Website and app data records
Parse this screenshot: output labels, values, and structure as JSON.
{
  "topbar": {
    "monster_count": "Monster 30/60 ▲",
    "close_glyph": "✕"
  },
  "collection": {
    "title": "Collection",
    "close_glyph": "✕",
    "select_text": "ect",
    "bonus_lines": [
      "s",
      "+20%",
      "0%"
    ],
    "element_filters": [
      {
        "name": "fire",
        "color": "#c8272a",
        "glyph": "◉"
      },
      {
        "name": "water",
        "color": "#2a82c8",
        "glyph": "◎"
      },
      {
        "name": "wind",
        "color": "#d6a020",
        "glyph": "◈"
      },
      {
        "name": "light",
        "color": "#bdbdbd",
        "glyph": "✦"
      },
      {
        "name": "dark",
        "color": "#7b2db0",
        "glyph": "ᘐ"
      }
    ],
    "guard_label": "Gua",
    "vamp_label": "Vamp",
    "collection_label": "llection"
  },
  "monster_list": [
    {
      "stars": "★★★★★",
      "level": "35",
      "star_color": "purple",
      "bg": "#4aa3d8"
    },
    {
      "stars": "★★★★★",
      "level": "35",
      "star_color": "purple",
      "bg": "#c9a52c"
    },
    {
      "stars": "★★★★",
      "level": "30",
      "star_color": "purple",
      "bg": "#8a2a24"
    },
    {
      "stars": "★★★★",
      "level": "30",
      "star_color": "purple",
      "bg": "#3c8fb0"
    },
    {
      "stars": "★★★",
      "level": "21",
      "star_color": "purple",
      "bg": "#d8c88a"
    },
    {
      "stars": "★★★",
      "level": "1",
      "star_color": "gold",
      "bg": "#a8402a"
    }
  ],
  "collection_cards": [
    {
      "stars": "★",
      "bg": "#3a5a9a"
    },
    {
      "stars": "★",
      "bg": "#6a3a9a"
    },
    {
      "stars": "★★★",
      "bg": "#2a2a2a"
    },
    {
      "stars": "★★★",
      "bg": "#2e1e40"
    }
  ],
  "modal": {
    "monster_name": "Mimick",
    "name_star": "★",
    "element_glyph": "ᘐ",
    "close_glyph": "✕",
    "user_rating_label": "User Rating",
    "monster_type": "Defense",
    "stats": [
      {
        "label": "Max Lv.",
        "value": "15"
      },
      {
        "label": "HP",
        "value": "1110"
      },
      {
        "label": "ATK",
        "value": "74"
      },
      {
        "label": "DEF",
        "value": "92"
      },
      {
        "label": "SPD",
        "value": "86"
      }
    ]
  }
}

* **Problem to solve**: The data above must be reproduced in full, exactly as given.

* **Solution to this task**:
Parse this screenshot: output labels, values, and structure as JSON.
{
  "topbar": {
    "monster_count": "Monster 30/60 ▲",
    "close_glyph": "✕"
  },
  "collection": {
    "title": "Collection",
    "close_glyph": "✕",
    "select_text": "ect",
    "bonus_lines": [
      "s",
      "+20%",
      "0%"
    ],
    "element_filters": [
      {
        "name": "fire",
        "color": "#c8272a",
        "glyph": "◉"
      },
      {
        "name": "water",
        "color": "#2a82c8",
        "glyph": "◎"
      },
      {
        "name": "wind",
        "color": "#d6a020",
        "glyph": "◈"
      },
      {
        "name": "light",
        "color": "#bdbdbd",
        "glyph": "✦"
      },
      {
        "name": "dark",
        "color": "#7b2db0",
        "glyph": "ᘐ"
      }
    ],
    "guard_label": "Gua",
    "vamp_label": "Vamp",
    "collection_label": "llection"
  },
  "monster_list": [
    {
      "stars": "★★★★★",
      "level": "35",
      "star_color": "purple",
      "bg": "#4aa3d8"
    },
    {
      "stars": "★★★★★",
      "level": "35",
      "star_color": "purple",
      "bg": "#c9a52c"
    },
    {
      "stars": "★★★★",
      "level": "30",
      "star_color": "purple",
      "bg": "#8a2a24"
    },
    {
      "stars": "★★★★",
      "level": "30",
      "star_color": "purple",
      "bg": "#3c8fb0"
    },
    {
      "stars": "★★★",
      "level": "21",
      "star_color": "purple",
      "bg": "#d8c88a"
    },
    {
      "stars": "★★★",
      "level": "1",
      "star_color": "gold",
      "bg": "#a8402a"
    }
  ],
  "collection_cards": [
    {
      "stars": "★",
      "bg": "#3a5a9a"
    },
    {
      "stars": "★",
      "bg": "#6a3a9a"
    },
    {
      "stars": "★★★",
      "bg": "#2a2a2a"
    },
    {
      "stars": "★★★",
      "bg": "#2e1e40"
    }
  ],
  "modal": {
    "monster_name": "Mimick",
    "name_star": "★",
    "element_glyph": "ᘐ",
    "close_glyph": "✕",
    "user_rating_label": "User Rating",
    "monster_type": "Defense",
    "stats": [
      {
        "label": "Max Lv.",
        "value": "15"
      },
      {
        "label": "HP",
        "value": "1110"
      },
      {
        "label": "ATK",
        "value": "74"
      },
      {
        "label": "DEF",
        "value": "92"
      },
      {
        "label": "SPD",
        "value": "86"
      }
    ]
  }
}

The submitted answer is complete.